WHAT THE EXERCISE ASKS.
Please print exactly the line containing "Transcribe this image's" and every line after it to the end of the records below, and nothing more.

Excerpts from an interface dataset.
---+---

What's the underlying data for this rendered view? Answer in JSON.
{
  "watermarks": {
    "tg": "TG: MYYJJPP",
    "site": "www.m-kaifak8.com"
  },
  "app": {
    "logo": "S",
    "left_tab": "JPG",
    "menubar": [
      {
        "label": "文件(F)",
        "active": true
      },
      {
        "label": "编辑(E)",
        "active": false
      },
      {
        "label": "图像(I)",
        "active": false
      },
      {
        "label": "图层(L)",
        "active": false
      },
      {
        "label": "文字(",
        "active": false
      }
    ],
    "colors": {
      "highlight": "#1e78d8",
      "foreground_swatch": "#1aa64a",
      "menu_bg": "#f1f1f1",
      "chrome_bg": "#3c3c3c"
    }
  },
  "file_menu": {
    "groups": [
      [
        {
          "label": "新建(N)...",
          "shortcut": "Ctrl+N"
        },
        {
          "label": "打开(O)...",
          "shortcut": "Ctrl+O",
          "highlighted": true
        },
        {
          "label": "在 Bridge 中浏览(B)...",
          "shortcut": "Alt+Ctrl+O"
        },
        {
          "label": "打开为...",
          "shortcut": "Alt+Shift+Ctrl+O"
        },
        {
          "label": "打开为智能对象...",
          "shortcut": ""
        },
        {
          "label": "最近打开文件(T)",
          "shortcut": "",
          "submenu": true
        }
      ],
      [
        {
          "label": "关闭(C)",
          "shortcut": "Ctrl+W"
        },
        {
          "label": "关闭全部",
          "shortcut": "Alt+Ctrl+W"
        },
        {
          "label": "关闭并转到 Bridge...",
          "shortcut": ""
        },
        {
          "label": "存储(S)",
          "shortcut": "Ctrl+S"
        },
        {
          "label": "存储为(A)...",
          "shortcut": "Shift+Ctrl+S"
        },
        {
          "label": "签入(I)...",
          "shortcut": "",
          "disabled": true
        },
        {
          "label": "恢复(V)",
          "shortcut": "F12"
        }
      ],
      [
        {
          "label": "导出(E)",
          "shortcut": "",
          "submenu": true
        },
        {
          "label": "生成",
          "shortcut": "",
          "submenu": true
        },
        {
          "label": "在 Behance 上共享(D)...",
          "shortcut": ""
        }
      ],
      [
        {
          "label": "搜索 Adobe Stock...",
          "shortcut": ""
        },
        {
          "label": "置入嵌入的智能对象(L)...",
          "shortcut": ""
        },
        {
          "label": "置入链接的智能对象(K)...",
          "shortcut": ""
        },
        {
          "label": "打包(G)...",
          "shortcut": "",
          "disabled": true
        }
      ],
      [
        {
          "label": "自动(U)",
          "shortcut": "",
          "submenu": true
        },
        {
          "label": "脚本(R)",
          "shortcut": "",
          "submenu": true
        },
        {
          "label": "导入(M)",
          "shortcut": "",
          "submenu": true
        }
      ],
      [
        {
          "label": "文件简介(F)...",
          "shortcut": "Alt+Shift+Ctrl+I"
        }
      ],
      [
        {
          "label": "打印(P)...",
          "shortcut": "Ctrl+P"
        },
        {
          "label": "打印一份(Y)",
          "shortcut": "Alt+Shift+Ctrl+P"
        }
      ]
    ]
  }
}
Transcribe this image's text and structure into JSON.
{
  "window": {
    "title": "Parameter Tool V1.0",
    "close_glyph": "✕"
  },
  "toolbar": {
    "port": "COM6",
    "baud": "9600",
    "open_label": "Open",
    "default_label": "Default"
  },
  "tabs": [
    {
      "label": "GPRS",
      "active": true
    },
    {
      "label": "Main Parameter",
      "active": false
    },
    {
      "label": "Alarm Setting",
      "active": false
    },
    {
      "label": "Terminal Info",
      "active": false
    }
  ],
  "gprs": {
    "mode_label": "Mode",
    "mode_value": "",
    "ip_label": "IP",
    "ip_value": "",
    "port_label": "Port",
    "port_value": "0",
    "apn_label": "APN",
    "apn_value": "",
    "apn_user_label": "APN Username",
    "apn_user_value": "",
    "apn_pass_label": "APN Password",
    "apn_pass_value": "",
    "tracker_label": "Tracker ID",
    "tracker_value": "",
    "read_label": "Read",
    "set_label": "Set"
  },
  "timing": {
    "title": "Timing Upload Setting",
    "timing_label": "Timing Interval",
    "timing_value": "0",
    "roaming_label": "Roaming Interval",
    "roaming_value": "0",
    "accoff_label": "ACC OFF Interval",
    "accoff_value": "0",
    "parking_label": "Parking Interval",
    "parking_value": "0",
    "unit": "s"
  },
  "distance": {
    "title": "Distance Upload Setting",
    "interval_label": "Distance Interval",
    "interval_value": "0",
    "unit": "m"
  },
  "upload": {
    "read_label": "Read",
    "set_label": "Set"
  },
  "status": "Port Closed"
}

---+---

RESULT.
Transcribe this image's text and structure into JSON.
{
  "window": {
    "title": "Parameter Tool V1.0",
    "close_glyph": "✕"
  },
  "toolbar": {
    "port": "COM6",
    "baud": "9600",
    "open_label": "Open",
    "default_label": "Default"
  },
  "tabs": [
    {
      "label": "GPRS",
      "active": true
    },
    {
      "label": "Main Parameter",
      "active": false
    },
    {
      "label": "Alarm Setting",
      "active": false
    },
    {
      "label": "Terminal Info",
      "active": false
    }
  ],
  "gprs": {
    "mode_label": "Mode",
    "mode_value": "",
    "ip_label": "IP",
    "ip_value": "",
    "port_label": "Port",
    "port_value": "0",
    "apn_label": "APN",
    "apn_value": "",
    "apn_user_label": "APN Username",
    "apn_user_value": "",
    "apn_pass_label": "APN Password",
    "apn_pass_value": "",
    "tracker_label": "Tracker ID",
    "tracker_value": "",
    "read_label": "Read",
    "set_label": "Set"
  },
  "timing": {
    "title": "Timing Upload Setting",
    "timing_label": "Timing Interval",
    "timing_value": "0",
    "roaming_label": "Roaming Interval",
    "roaming_value": "0",
    "accoff_label": "ACC OFF Interval",
    "accoff_value": "0",
    "parking_label": "Parking Interval",
    "parking_value": "0",
    "unit": "s"
  },
  "distance": {
    "title": "Distance Upload Setting",
    "interval_label": "Distance Interval",
    "interval_value": "0",
    "unit": "m"
  },
  "upload": {
    "read_label": "Read",
    "set_label": "Set"
  },
  "status": "Port Closed"
}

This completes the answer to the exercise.